U.S. Homeland Security Secretary Kirstjen Nielsen visited Redding, California, Friday to survey the damage from the state’s unprecedented wildfires. Nielsen called the scenes “truly heartbreaking” and thanked firefighters and responders for helping battle the state’s largest tracked wildfire to date. The security secretary also mentioned the importance of preparing for future such emergencies.
Gov. Jerry Brown declared a state of emergency for those Southern California areas impacted by the Holy Fire in Orange and Riverside Counties—this fire had grown through the night prior. The fires burning in Northern California—now 60 percent contained—aren’t expected to be brought under full control for months. A particularly long triple-digit heat wave has exacerbated fire intensity and challenged fire crews working to control the blazes.
At the latest count, wildfires in the state have killed six people, destroyed over 1,000 homes and scorched over 130,000 acres. “Steep terrain, erratic winds and previously unburned fuels,” are to blame for the size and speed of the fires according to Cal Fire, the state’s fire agency. While it may seem that the West’s seasonal wildfires are growing in severity—at least for those in range of the fires—statistics suggest more of a spike as part of a normal cycle that typically follows periods of higher than average rainfall.
Assessing the trends
From 1999 to 2017, the total burned area by fires declined 25 percent according to the journal, Science. The number of wildfires in California has actually declined since the last peak in 1980 (following an above-average rainfall), according to USGS data. Some correlate fewer wildfires in California to effective prevention programs.
Cal Fire, for one, has spent decades on its wildfire prevention program and says that nearly 95 percent of all fires are contained to 10 acres or less. It’s the remaining five percent that has the state in a cloud of ash and smoke as of late. Last winter’s record winter rains spawned plant growth, fuel for fires, that were non-existent during the drought. Grass (fine fuel) fires burn faster and accelerate the number of acres burned according to research from the U.C. Merced Sierra Nevada Research Institute.

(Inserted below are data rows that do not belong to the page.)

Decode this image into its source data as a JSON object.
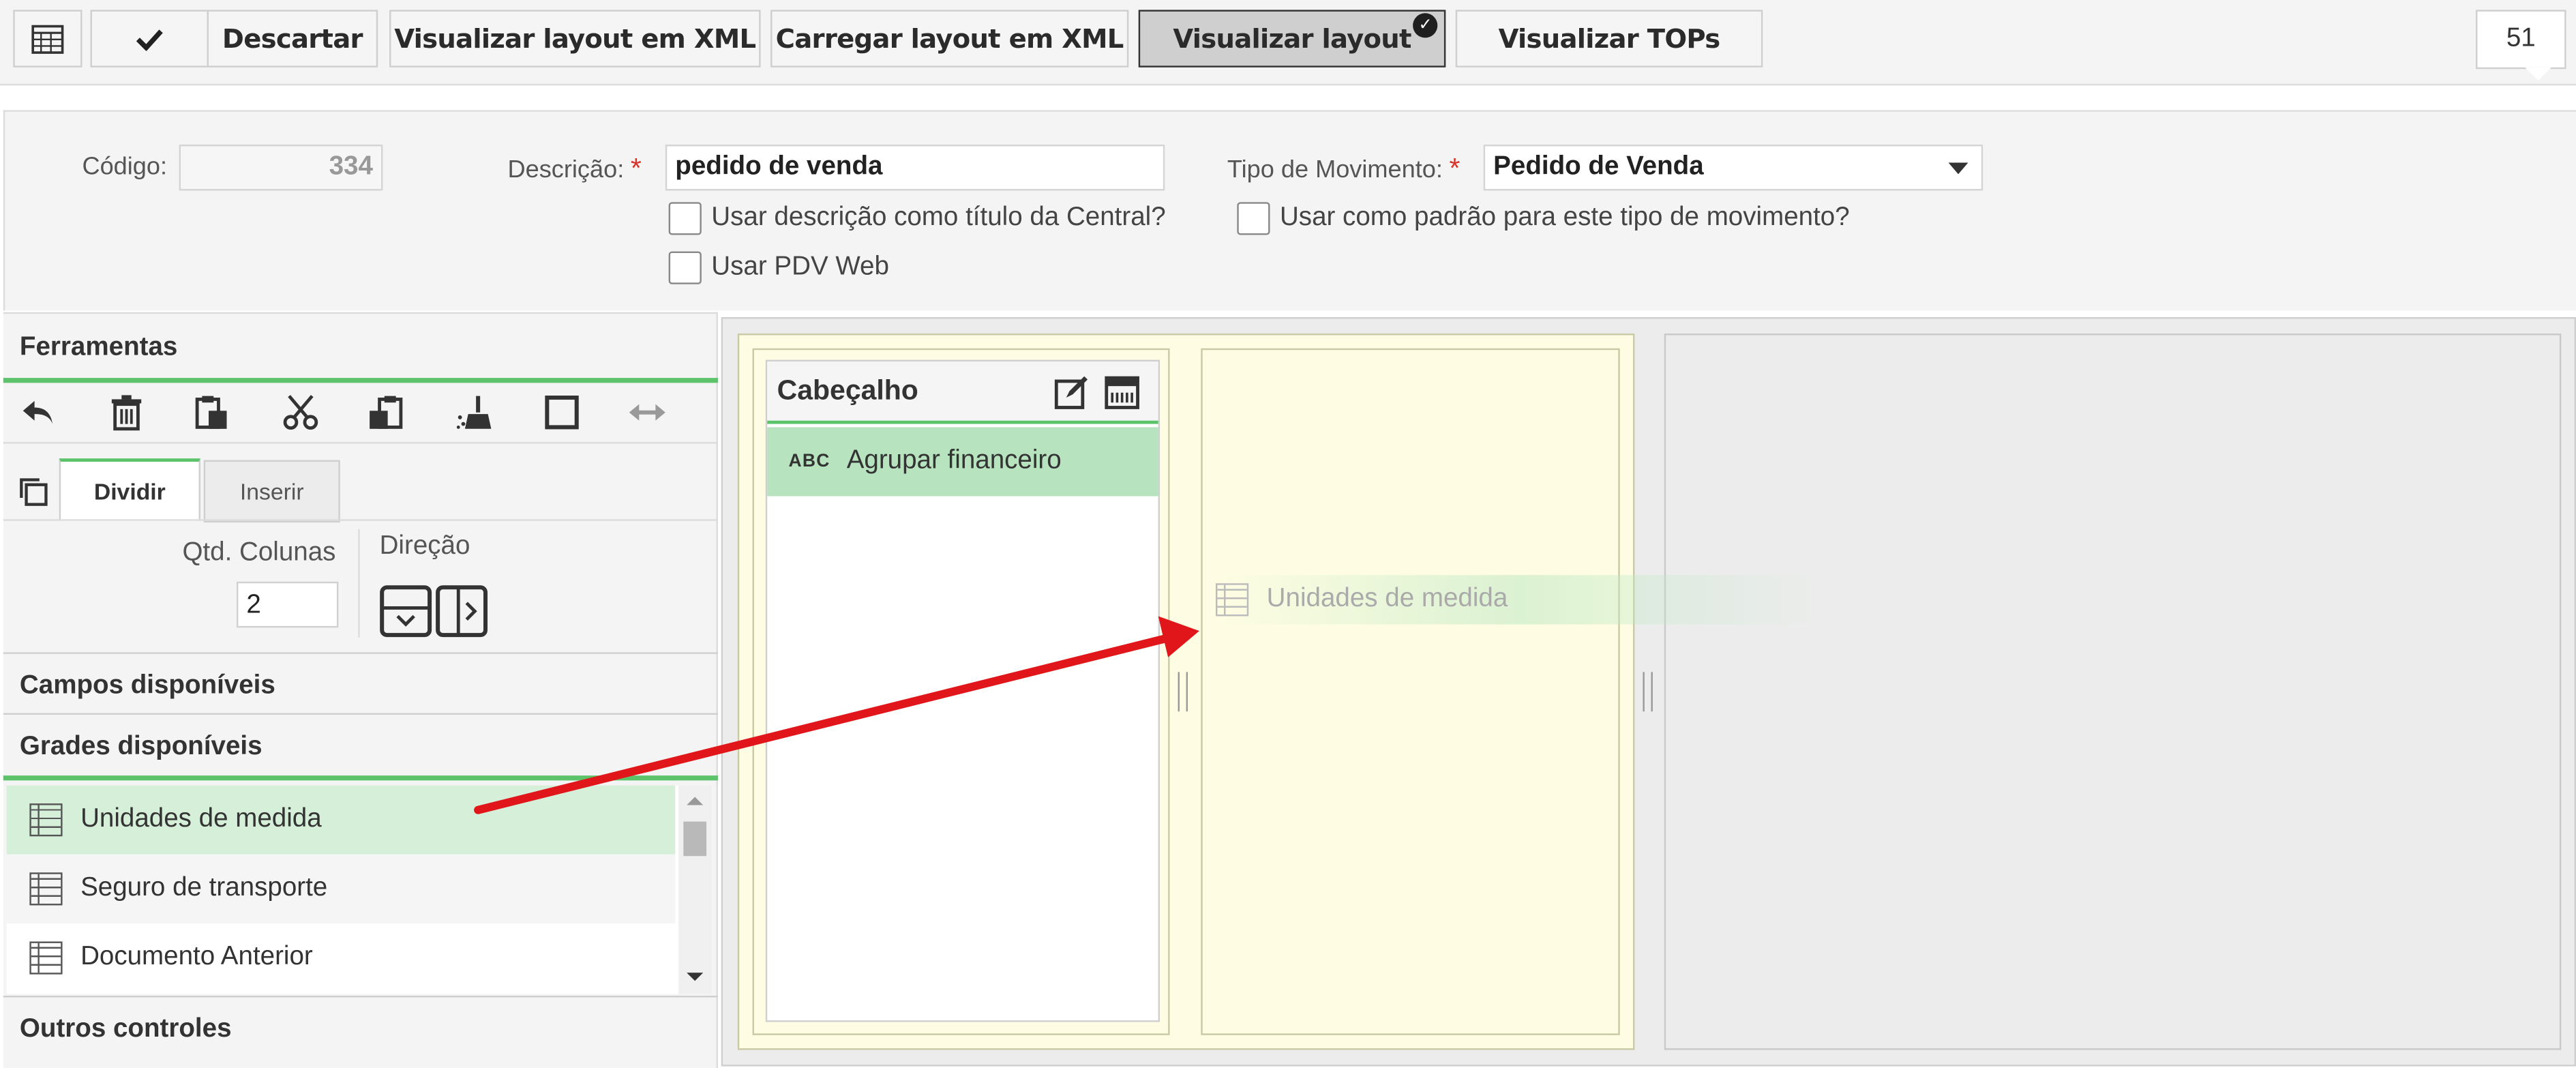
{
  "toolbar": {
    "buttons": {
      "grid_icon": "grid-icon",
      "confirm_icon": "check-icon",
      "discard": "Descartar",
      "view_xml": "Visualizar layout em XML",
      "load_xml": "Carregar layout em XML",
      "view_layout": "Visualizar layout",
      "view_tops": "Visualizar TOPs"
    },
    "counter": "51"
  },
  "form": {
    "codigo_label": "Código:",
    "codigo_value": "334",
    "descricao_label": "Descrição:",
    "descricao_value": "pedido de venda",
    "tipo_label": "Tipo de Movimento:",
    "tipo_value": "Pedido de Venda",
    "required_mark": "*",
    "chk_titulo": "Usar descrição como título da Central?",
    "chk_padrao": "Usar como padrão para este tipo de movimento?",
    "chk_pdv": "Usar PDV Web"
  },
  "tools": {
    "title": "Ferramentas",
    "icons": [
      "undo-icon",
      "trash-icon",
      "paste-icon",
      "cut-icon",
      "clipboard-icon",
      "broom-icon",
      "square-icon",
      "move-horizontal-icon"
    ],
    "tabs": [
      "Dividir",
      "Inserir"
    ],
    "qtd_label": "Qtd. Colunas",
    "qtd_value": "2",
    "direcao_label": "Direção"
  },
  "sections": {
    "campos": "Campos disponíveis",
    "grades": "Grades disponíveis",
    "outros": "Outros controles"
  },
  "grades_list": [
    {
      "label": "Unidades de medida",
      "selected": true
    },
    {
      "label": "Seguro de transporte",
      "selected": false
    },
    {
      "label": "Documento Anterior",
      "selected": false
    }
  ],
  "canvas": {
    "card_title": "Cabeçalho",
    "field": "Agrupar financeiro",
    "field_icon_text": "ABC",
    "ghost_item": "Unidades de medida"
  },
  "colors": {
    "accent_green": "#5cc36b",
    "selection_green": "#d5efd9",
    "field_green": "#b7e4be",
    "panel_yellow": "#fefde3",
    "annotation_arrow": "#e0161b"
  }
}
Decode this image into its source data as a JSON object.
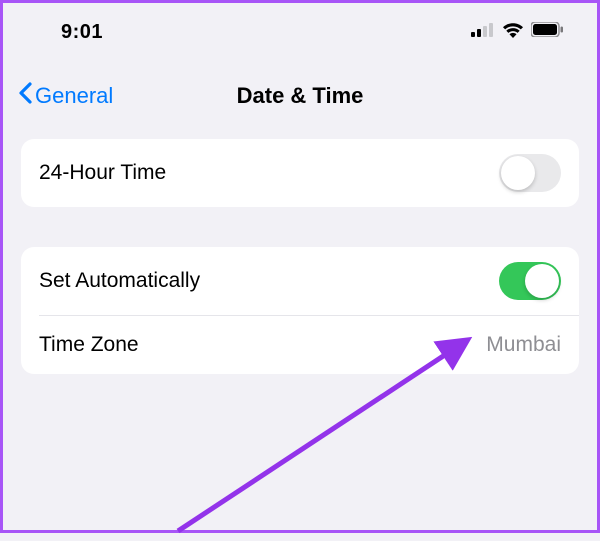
{
  "status_bar": {
    "time": "9:01"
  },
  "nav": {
    "back_label": "General",
    "title": "Date & Time"
  },
  "group1": {
    "row1_label": "24-Hour Time",
    "row1_toggle_on": false
  },
  "group2": {
    "row1_label": "Set Automatically",
    "row1_toggle_on": true,
    "row2_label": "Time Zone",
    "row2_value": "Mumbai"
  },
  "colors": {
    "accent_blue": "#007aff",
    "toggle_green": "#34c759",
    "border_purple": "#a855f7",
    "arrow_purple": "#9333ea"
  }
}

Wildfires are common, and necessary, in densely-wooded areas and grasslands. Ignited by lightning strikes or by a careless campfire, swaths of America’s northwest forest have historically burned every five to 20 years. Wildfires regenerate forests and return nutrients to the soil—a cycle required for the reproduction of some plants.
The accumulation of undergrowth, saplings and dead trees create conditions in which a fire can spread rapidly. Reductions in logging have also created more densely packed forests. “To maintain good forest health… you need fire,” says Ernesto Alvarado of the University of Washington and expert on large fires. While some burns are prescribed, they are a fraction of what is required.

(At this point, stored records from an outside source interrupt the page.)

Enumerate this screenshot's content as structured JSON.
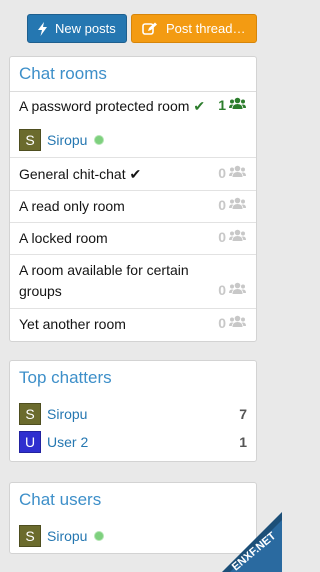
{
  "buttons": {
    "new_posts": "New posts",
    "post_thread": "Post thread…"
  },
  "chat_rooms": {
    "title": "Chat rooms",
    "rooms": [
      {
        "name": "A password protected room",
        "check": "✔",
        "count": "1",
        "active": true
      },
      {
        "name": "General chit-chat",
        "check": "✔",
        "count": "0",
        "active": false
      },
      {
        "name": "A read only room",
        "check": "",
        "count": "0",
        "active": false
      },
      {
        "name": "A locked room",
        "check": "",
        "count": "0",
        "active": false
      },
      {
        "name": "A room available for certain groups",
        "check": "",
        "count": "0",
        "active": false
      },
      {
        "name": "Yet another room",
        "check": "",
        "count": "0",
        "active": false
      }
    ],
    "room_user": {
      "avatar_letter": "S",
      "name": "Siropu"
    }
  },
  "top_chatters": {
    "title": "Top chatters",
    "users": [
      {
        "avatar_letter": "S",
        "name": "Siropu",
        "count": "7"
      },
      {
        "avatar_letter": "U",
        "name": "User 2",
        "count": "1"
      }
    ]
  },
  "chat_users": {
    "title": "Chat users",
    "users": [
      {
        "avatar_letter": "S",
        "name": "Siropu"
      }
    ]
  },
  "watermark": "ENXF.NET",
  "colors": {
    "primary": "#2577b1",
    "accent": "#f39b12",
    "title": "#3d8fc9",
    "active_green": "#2c7d2c",
    "online": "#7ed07e"
  },
  "icons": {
    "new_posts": "bolt-icon",
    "post_thread": "edit-icon",
    "room_users": "users-icon",
    "online": "online-dot-icon"
  }
}
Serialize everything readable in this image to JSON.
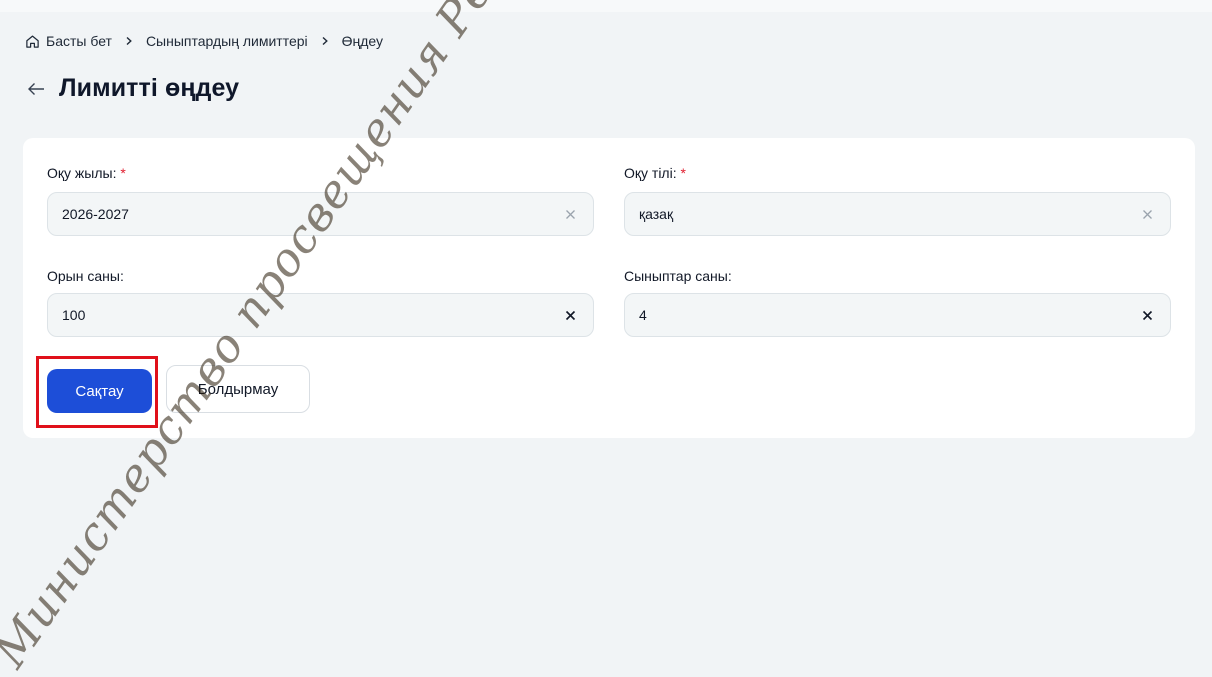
{
  "breadcrumb": {
    "home": "Басты бет",
    "item2": "Сыныптардың лимиттері",
    "current": "Өңдеу"
  },
  "page": {
    "title": "Лимитті өңдеу"
  },
  "form": {
    "academic_year": {
      "label": "Оқу жылы:",
      "required_mark": "*",
      "value": "2026-2027"
    },
    "language": {
      "label": "Оқу тілі:",
      "required_mark": "*",
      "value": "қазақ"
    },
    "seats": {
      "label": "Орын саны:",
      "value": "100"
    },
    "classes": {
      "label": "Сыныптар саны:",
      "value": "4"
    }
  },
  "actions": {
    "save": "Сақтау",
    "cancel": "Болдырмау"
  },
  "watermark": {
    "text": "Министерство просвещения Республики"
  },
  "colors": {
    "primary": "#1d4ed8",
    "required": "#e11d2e",
    "highlight": "#e0101a",
    "background": "#f1f4f6"
  },
  "icons": {
    "home": "home-icon",
    "separator": "chevron-right-icon",
    "back": "arrow-left-icon",
    "clear": "close-icon"
  }
}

Like earthquakes and mudslides, wildfires are one of the known natural threats of living in many parts of California. Cal Fire has rated state areas according to 3 levels of wildfire risk: Moderate, High and Very High. In addition to allocating responsibility for managing and fighting fires in Very High Fire Hazard Severity Zones (VHFHSZ), Cal Fire also supervises these target areas for prevention (clearing brush), emergency planning and red-flagging risk to local jurisdictions.
The Oakland Hills firestorm of 1991 is most notable example of a wildfire’s impact on residential property, including the 437-unit apartment community of Parkwood. Though there were many remarkable details about that fire, the speed at which the entire garden property was engulfed in flames, about 30 minutes, might be the most notable for property owners going forward.
Wildfires—as with most emergencies—are known for their rapid escalation. While it’s remarkable given the circumstances that no lives were lost at Parkwoods inside those 30 minutes, not much else came through the catastrophe. Parkwood might be the strongest case study for having an emergency preparedness program for apartments, as well as for residents personally. One firestorm survivor of Parkwood says that in addition to an appreciation for life brought about by the tragedy, she now always carries renter’s insurance and a to-go bag with essentials.
Another result of the Oakland fire is the “Bate’s” bill that was passed to help remediate wildfire encroachment into residential areas, and to clarify and expedite response to such events. Code 51175 now requires Cal Fire to evaluate hazard severity where local jurisdictions are responsible and make specific recommendations for action.